There is a need to reduce the negative polluting influence of mineral nitrogen fertilizers and to develop a more sustainable climate smart agriculture capable of meeting our future food security needs. Biological nitrogen fixation can have a role in this if it can be applied to the major food crop plants. Certain strains of the obligate nitrogen-fixing bacterial endophyte Gluconacetobacter diazotrophicus have the necessary attributes for this role. An ‘extra-ordinary endophyte’ this bacterium is one of relatively few that has mechanisms to cope with high levels of sucrose, an acidic pH, a wide range of oxygen environments, nitrogen fixation, as well as having respiratory chain attributes that make it a possible candidate eukaryote proto-mitochondria. Having a small genome relative to other endophytes, it is typical of facultative intracellular colonizers, with a life cycle that involves horizontal transfer to other high sucrose species via insects and potential vertical transfer through seeds.

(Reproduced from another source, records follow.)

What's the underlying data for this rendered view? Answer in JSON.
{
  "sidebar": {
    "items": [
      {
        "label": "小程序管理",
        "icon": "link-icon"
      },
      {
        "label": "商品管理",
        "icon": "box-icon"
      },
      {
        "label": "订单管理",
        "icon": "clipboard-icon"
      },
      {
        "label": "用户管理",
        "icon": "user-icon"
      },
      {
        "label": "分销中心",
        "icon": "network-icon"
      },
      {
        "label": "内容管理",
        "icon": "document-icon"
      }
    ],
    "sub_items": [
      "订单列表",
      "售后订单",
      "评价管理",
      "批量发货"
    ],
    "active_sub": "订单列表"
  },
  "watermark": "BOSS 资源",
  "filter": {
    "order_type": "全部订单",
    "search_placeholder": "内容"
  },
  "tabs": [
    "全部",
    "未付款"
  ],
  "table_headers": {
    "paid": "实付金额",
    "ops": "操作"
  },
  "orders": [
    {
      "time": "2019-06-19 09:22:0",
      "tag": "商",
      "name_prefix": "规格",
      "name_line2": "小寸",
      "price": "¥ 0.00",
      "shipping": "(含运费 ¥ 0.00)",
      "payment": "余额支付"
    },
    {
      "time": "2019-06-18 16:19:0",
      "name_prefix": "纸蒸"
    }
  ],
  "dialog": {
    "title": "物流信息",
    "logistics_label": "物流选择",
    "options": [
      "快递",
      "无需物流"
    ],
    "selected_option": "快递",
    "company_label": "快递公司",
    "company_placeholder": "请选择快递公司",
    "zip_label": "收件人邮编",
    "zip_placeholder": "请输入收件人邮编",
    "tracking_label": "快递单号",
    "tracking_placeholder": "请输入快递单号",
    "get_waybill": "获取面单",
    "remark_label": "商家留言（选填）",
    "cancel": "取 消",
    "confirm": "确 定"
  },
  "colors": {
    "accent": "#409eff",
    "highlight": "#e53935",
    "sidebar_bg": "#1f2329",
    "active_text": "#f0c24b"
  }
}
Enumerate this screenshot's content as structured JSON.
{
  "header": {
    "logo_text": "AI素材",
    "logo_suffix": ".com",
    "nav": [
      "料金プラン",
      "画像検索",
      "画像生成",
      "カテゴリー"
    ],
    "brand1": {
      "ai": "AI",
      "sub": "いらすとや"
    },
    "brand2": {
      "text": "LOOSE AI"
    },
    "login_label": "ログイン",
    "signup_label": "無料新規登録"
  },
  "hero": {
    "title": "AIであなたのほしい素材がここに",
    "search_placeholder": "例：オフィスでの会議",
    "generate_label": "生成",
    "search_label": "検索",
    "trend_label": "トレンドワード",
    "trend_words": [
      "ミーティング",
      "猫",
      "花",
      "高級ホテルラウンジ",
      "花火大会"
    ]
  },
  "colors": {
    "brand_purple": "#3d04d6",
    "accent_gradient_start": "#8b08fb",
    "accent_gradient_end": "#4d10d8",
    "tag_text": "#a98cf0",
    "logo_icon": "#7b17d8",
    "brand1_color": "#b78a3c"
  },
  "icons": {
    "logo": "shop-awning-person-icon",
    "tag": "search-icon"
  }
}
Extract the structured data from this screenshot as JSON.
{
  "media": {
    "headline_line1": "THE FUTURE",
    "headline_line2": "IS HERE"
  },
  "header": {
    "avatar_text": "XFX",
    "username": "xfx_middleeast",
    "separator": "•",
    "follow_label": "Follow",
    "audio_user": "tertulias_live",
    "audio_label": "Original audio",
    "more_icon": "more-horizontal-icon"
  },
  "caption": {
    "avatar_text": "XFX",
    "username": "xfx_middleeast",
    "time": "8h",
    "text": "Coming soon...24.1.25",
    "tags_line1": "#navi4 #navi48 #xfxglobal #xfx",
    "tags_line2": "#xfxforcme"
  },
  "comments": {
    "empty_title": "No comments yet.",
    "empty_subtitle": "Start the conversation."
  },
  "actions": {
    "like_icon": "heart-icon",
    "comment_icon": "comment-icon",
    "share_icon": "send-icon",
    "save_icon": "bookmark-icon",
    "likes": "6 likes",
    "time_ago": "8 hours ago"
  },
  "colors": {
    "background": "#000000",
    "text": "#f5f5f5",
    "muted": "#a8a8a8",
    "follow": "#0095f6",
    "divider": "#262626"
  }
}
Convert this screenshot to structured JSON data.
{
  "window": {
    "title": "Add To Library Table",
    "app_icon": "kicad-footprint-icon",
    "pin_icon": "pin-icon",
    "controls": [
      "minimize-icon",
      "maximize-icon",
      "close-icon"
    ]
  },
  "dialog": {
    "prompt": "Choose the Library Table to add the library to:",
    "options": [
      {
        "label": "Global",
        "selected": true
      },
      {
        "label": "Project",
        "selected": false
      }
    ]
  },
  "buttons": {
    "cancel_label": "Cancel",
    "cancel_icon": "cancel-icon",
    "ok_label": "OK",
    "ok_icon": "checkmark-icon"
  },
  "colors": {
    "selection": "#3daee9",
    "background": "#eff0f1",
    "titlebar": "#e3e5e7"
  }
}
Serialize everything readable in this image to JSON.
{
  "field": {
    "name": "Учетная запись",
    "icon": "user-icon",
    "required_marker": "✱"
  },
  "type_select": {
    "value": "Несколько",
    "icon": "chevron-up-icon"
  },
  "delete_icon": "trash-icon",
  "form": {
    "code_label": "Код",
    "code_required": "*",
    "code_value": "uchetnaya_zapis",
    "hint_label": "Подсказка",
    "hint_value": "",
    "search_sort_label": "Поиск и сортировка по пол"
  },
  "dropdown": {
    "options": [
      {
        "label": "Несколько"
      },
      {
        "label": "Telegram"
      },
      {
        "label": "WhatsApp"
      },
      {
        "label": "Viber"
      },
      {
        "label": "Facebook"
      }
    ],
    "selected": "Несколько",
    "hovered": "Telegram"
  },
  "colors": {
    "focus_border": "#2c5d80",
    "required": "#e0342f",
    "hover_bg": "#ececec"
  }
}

Every method used for demonstrating nitrogen fixation in rhizobia have been used to demonstrate nitrogen fixation in G. diazotrophicus both in vitro and in planta, and field trials demonstrate yield increases and the potential to reduce nitrogen fertilizer use, meeting both food security and climate smart agriculture needs.
Part of the book: Symbiosis